One of the benefits of DWT is that it is an orthonormal transform
Well, not quite. Some standard DWT are orthonormal, but not all of them. The others used in practice are biorthogonal. Which makes computations more difficult. However, for close-enough-to-orthogonal wavelet transforms, the application of orthogonal results to non-strictly-orthogonal transforms tends to work in practice. Real-world noise are rarely exactly white. But let us start from the noise.
Undecimated DWT or DTCWT belong to frames, a set of generating vectors subject to some bounds: for all $x$ (I am skipping technical conditions) transformed into coefficients $X$, there are $A>0 $ and $B<\infty$ such that:
$$ A\|x\| ^2 \le \|X\| ^2 \le B\|x\| ^2 $$
of which $\|X\| ^2 = \|x\| ^2 $ (orthonormality) is a special case. The case $A=B$ corresponds to tight frames, the closest "redundant" equivalent to orthonormality. In this (close-to) tight frame case, things are generally manageable. So for the noise part, the noise coefficients are not white in general, as some correlation appears with redundancy or non-orthogonality.
However, not all is lost with the noise:
- wavelet frames generally keep some noise whitening properties,
- sometimes, a SWT can be implemented as a union of orthogonal bases, which can be processed separately, then recombined (eg with cycle-spinning), but this is a bit suboptimal, as happens with some others redundant transforms: scalar thresholding is common, but suboptimal,
- some technical results still can be obtained with the SWT, see for instance The redundant discrete wavelet transform and additive noise, 2005, J. Fowler

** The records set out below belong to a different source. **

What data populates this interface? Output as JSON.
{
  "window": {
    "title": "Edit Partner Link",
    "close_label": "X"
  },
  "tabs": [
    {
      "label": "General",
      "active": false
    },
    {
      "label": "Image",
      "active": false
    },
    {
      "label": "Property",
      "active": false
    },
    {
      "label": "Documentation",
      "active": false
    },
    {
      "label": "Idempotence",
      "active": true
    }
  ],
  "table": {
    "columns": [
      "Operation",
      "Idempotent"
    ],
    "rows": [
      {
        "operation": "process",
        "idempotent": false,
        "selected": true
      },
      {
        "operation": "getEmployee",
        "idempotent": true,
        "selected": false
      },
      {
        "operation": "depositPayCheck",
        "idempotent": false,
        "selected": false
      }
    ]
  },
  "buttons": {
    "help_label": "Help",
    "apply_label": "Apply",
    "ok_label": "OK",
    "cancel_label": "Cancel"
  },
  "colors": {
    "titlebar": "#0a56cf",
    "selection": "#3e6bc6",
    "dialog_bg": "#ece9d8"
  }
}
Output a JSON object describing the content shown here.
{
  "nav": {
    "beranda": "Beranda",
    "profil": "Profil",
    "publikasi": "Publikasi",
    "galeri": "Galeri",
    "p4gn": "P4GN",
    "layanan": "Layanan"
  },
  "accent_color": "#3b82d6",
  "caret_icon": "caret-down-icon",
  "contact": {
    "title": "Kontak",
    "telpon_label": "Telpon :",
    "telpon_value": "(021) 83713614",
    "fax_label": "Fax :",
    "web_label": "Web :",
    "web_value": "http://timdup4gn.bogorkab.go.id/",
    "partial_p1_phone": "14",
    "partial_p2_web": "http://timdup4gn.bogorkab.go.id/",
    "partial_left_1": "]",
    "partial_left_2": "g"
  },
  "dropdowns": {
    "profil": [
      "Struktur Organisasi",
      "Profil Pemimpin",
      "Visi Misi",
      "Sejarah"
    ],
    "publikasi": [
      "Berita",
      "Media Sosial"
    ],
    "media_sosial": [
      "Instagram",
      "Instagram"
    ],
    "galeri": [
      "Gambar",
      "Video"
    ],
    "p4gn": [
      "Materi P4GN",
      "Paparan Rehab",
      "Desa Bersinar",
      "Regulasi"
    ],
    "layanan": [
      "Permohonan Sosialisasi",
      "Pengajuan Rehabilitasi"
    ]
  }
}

- for DTCWT, you are much less redundant, and can even get a tight frame. The good news is that, due to special features of the Hilbert transform on primal/dual wavelets (and their cross-correlation), you can express the noise covariance very precisely, see for instance Noise covariance properties in Dual-Tree Wavelet Decomposition, C. Chaux et al., 2007. This helps in designed good block thresholding algorithms, like in A Nonlinear Stein Based Estimator for Multichannel Image Denoising, C. Chaux et al., 2008.
So more or less, indeed,

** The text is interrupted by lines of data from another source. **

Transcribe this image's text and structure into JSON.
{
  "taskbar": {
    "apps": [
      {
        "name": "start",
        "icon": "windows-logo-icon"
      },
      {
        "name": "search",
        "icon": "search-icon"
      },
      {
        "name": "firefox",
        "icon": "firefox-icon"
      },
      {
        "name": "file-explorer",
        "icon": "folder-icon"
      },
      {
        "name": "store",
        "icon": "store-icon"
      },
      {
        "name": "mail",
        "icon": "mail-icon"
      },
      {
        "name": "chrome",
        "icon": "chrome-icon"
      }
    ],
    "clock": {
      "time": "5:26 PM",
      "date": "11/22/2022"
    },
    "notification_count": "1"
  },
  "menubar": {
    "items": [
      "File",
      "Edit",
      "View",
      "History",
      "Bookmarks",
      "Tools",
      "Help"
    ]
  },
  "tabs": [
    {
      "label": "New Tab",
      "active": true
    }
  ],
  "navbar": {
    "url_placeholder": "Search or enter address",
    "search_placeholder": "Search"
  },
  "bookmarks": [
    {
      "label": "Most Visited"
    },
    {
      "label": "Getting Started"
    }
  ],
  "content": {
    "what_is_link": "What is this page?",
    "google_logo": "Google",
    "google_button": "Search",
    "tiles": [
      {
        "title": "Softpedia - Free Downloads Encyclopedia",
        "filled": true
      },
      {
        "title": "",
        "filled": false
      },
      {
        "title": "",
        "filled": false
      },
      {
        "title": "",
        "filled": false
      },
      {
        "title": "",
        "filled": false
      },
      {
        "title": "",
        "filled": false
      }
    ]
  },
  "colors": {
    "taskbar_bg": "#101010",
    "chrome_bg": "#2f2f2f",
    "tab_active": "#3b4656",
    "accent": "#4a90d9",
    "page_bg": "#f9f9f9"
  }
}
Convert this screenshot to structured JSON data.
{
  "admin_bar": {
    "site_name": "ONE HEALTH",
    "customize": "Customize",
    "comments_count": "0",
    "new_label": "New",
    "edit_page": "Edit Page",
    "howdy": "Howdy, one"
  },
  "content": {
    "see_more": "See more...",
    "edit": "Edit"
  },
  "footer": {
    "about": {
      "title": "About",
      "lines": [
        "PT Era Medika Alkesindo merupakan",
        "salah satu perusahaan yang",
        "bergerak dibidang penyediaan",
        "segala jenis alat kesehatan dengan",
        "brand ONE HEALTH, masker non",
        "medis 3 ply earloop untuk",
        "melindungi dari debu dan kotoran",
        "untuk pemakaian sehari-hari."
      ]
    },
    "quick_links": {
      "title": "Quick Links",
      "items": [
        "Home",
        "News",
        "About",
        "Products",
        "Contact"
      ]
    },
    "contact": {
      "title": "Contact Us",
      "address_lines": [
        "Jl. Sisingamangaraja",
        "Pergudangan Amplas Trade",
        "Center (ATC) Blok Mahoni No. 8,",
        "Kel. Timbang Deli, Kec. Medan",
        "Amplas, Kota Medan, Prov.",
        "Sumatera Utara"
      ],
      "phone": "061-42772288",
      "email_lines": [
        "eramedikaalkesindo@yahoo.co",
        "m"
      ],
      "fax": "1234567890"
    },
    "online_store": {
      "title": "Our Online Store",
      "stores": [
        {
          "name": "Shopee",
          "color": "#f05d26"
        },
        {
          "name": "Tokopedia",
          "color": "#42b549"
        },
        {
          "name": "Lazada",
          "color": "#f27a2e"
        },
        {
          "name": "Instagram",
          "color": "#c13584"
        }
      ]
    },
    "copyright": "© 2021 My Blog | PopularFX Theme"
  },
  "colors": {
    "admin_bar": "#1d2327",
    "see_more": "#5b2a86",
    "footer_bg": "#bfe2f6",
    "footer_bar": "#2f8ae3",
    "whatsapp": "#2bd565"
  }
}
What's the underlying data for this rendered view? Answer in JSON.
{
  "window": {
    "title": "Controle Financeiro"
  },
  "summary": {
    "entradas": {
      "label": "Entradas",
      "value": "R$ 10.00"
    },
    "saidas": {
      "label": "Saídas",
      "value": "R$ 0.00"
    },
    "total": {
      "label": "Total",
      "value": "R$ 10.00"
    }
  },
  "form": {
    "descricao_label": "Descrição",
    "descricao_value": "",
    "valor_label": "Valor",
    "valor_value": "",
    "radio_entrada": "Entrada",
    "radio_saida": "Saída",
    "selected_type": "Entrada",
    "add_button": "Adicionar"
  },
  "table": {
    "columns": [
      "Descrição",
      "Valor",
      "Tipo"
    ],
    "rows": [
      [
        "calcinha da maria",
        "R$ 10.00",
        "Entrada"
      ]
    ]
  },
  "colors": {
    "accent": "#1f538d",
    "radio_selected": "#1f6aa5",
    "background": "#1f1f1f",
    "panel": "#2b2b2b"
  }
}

the energy of noise component is included in more wavelet coefficients with smaller amplitudes
Now, let us focus in the signal. Orthogonality lays a lot on constraints in a basis: first vector has $N$ degrees of freedom, the second $N-1$, etc. Thus, orthobasis vectors may be less prone to nicely match, hence concentrated, structured signals or images. If one relaxes orthogonality, one enhances the diversity of projection vectors, and tends to have an increased sparsity, so more or less:
the energy of the useful signal concentrates on fewer wavelet coefficients with bigger amplitudes
But wait, in the transformed domain only, which can be redundant, and correlates noise.
However, all in all, with a little well-managed redundancy (tight or almost tight-frame), and clever thresholding, non-critical wavelet transforms are often beneficial with respect to critically sampled DWT. This also happens with more generic filter banks, see for instance Optimization of Synthesis Oversampled Complex Filter Banks, 2009, J. Gauthier et al.